This situation has played out countless times. Data wrought with uncertainties leads to a shaky conclusion. The patient is in pain and is looking for an answer. The doctor, wanting to ease the patient’s concerns, may be too eager to point a finger at any anomaly found in the test results. The diagnosis of “I don’t know” or “I’m not quite sure” is unacceptable for most patients and the blame is directed at arthritis, a somewhat fuzzy amalgamation of signs and symptoms. Patients easily accept arthritic pain diagnosis as a byproduct of the aging process, but more testing is necessary to reveal the true source of the joint pain.
Here are a few reasons why arthritis is often misdiagnosed:
- Doctors see something atypical in an x-ray – and immediately make a diagnosis. No body is perfect. There are abnormalities and variances in every human being’s anatomical structure. Even movement and joint articulation will vary from person to person. Finding an aberrant nodule or lesion somewhere in the joint capsule does not mean that arthritis is present. Saying this, one must consider the idea that x-rays from two individuals showing the same joint abnormality may not create identical pain responses. Moreover, the two people may show considerable difference in the amount and type of pain elicited, even so far as to say that one may not show any local pain whatsoever. Therefore, x-rays should be used as one part of a complete diagnostic exam, not the be all end all. Especially in marginal to inconclusive scenarios, x-rays should accompany other positive test findings to make a more developed diagnosis. Each patient should be evaluated on an individual basis.
- Patients don’t get a second opinion – and rely on one doctor’s diagnosis. Doctors make mistakes. It is quite possible for an arthritis diagnosis to be incorrect, especially when symptoms do not fully fit the criteria of rheumatism. The chances of a misdiagnosis are reduced if a second (or even third) opinion is sought out. Additionally, patients should make an assessment of their doctor. Pay attention to how they are being treated in his/her office.

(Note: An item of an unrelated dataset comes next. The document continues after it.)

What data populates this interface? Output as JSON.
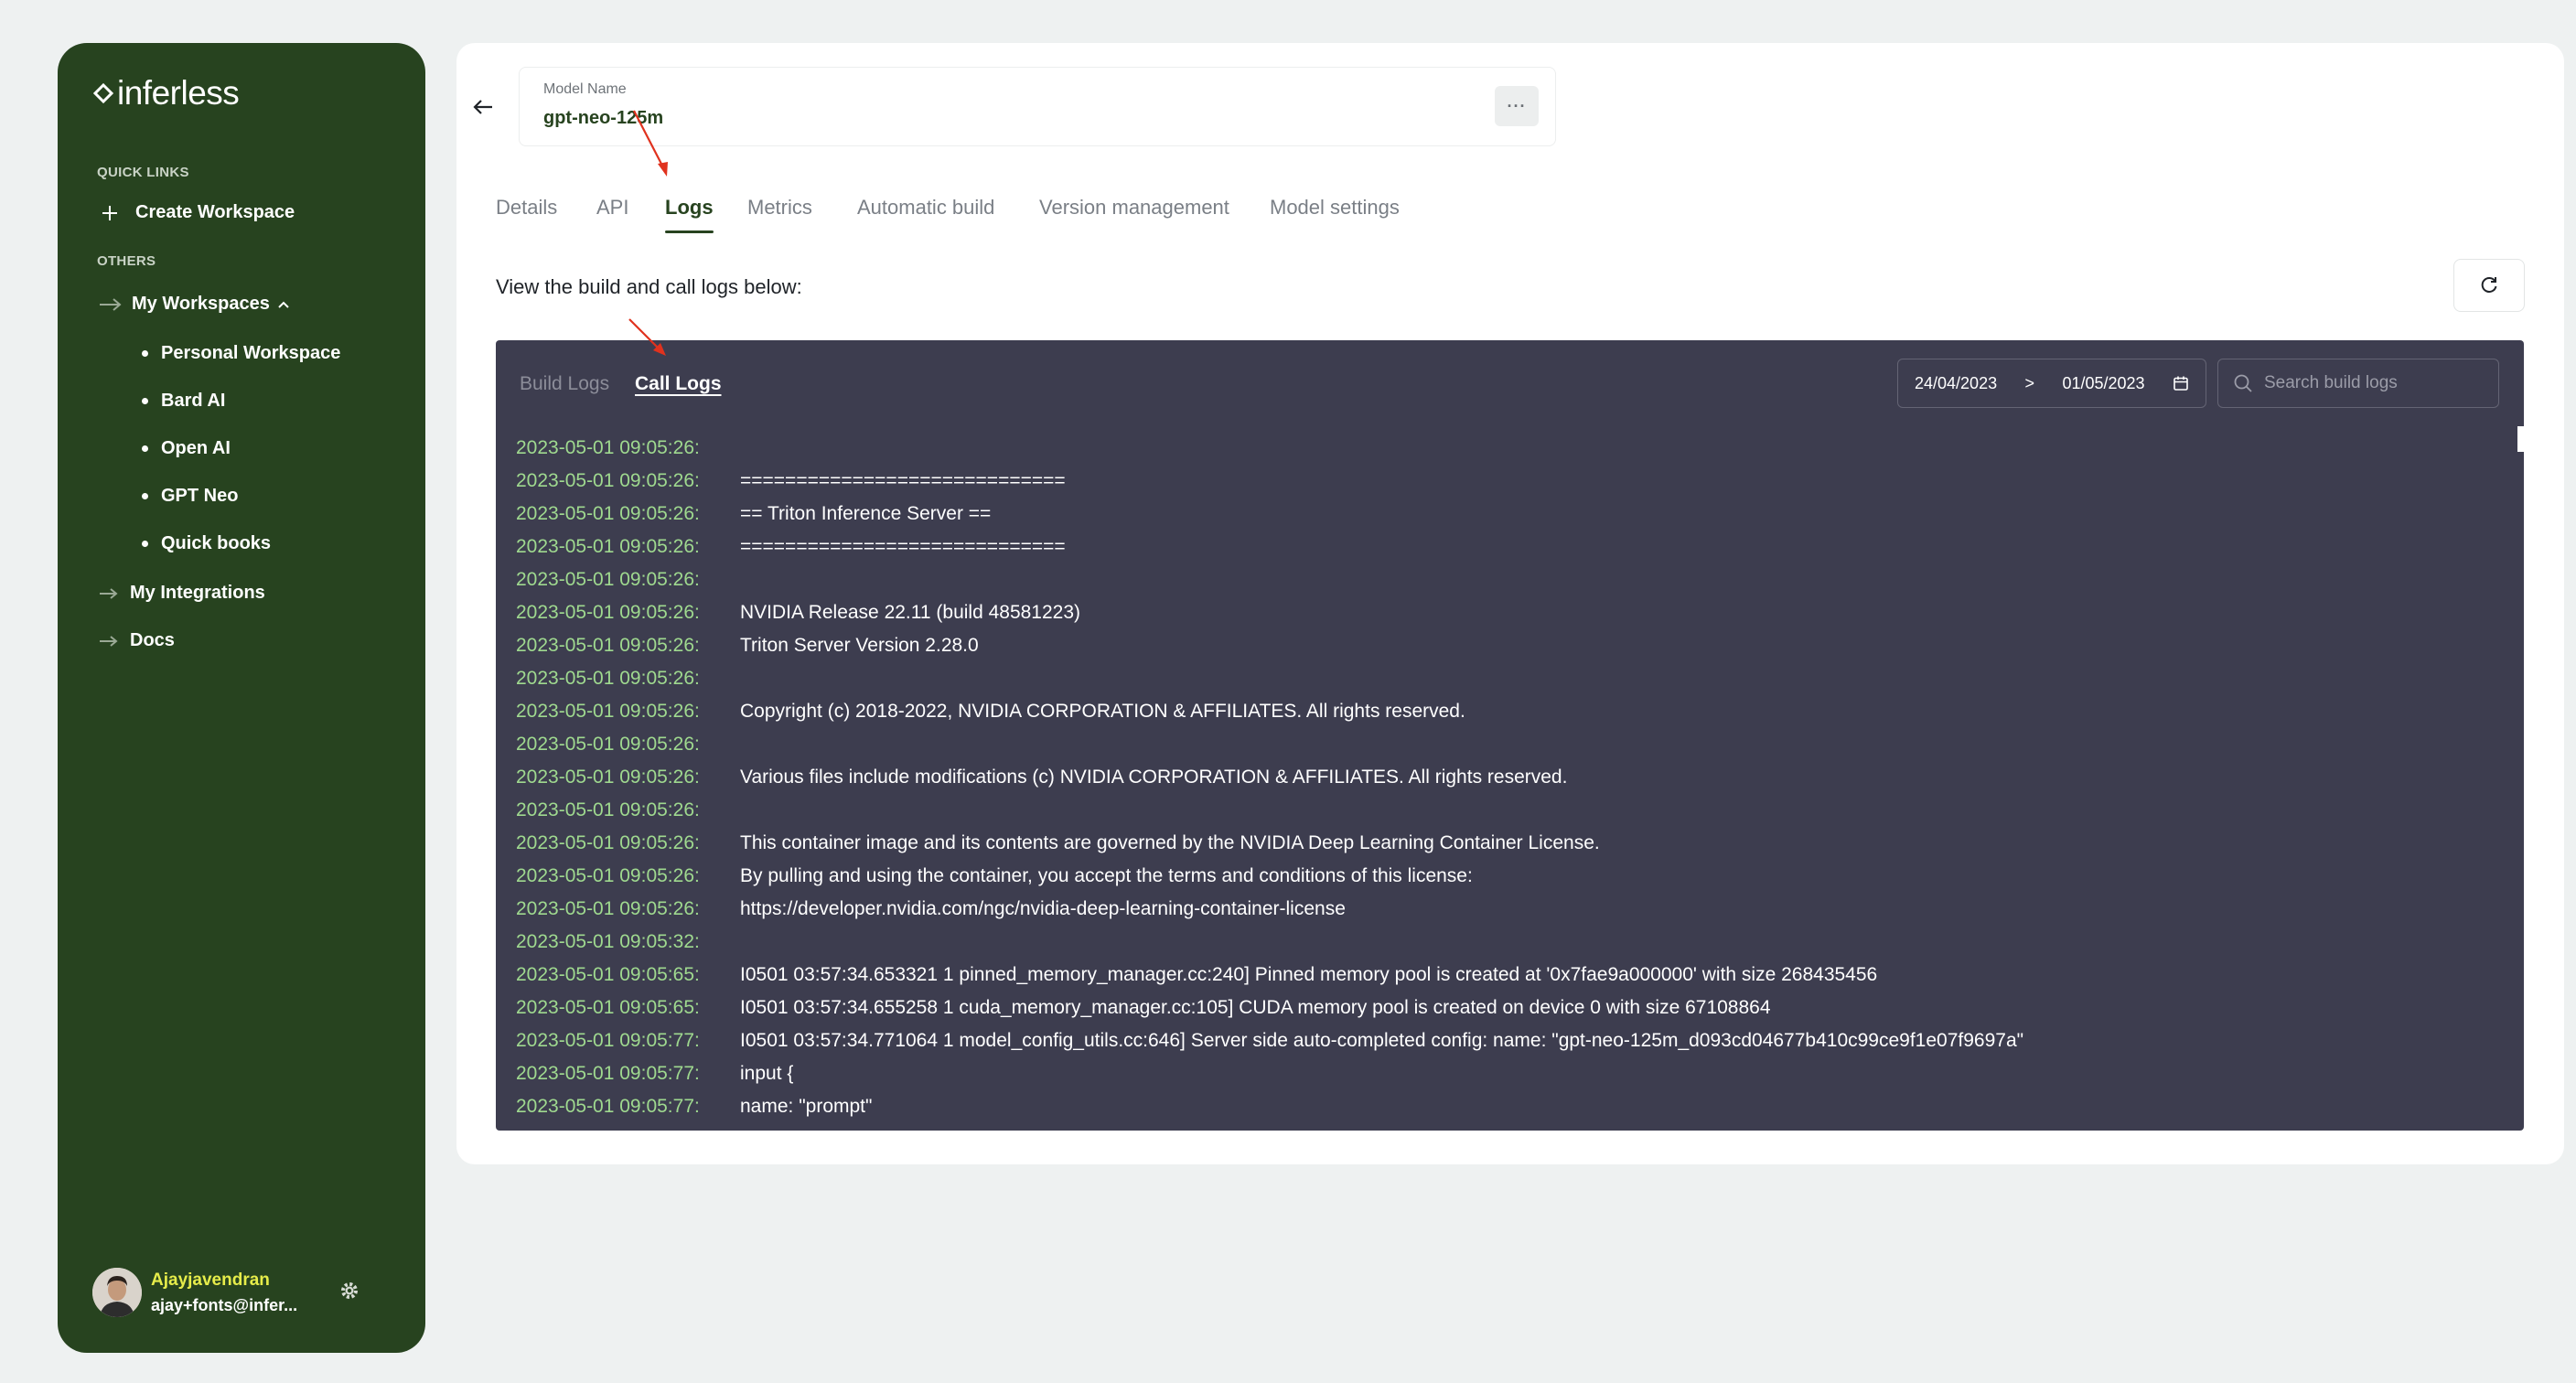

If the doctor seems preoccupied, doesn’t listen, never tests the painful area, quickly prescribes medication, then maybe this doctor isn’t providing adequate patient care and attention. Find a doctor who will listen. Yes, some doctors may be good enough to take one look at the patient and figure out what’s wrong. But these doctors are very few and far between.
- Age is a believable reason for arthritis – Age is so often used as an excuse for joint pain that it goes without question. It’s a sad affair that keeps perpetuating generation after generation. Age is not the unquestionable cause of all joint pain. Joint pain can be caused by numerous factors, including muscular imbalance, bone subluxation, inactivity, and postural deficiencies as well as the often stated age-related joint deterioration. Uncovering the true source of pain is key to understanding what is truly wrong.
These are just a few thoughts on why arthritis gets misdiagnosed. In order to lessen the risk of misdiagnosis, the patient should take a hands-on active approach to personal health. It is always the responsibility of the patient to become an advocate for their own health, not the doctor’s. It is also the responsibility of the patient to learn about their own pain. Ask questions from your doctor. Find groups with people experiencing similar conditions. Learn what helps one’s own joint pain and what eases it. In this age of information, there are a lot of resources online. Visit the doctor armed with some knowledge and understanding of the pain in question. It will go a long way towards achieving an accurate diagnosis and thus, a more comprehensive, effective solution.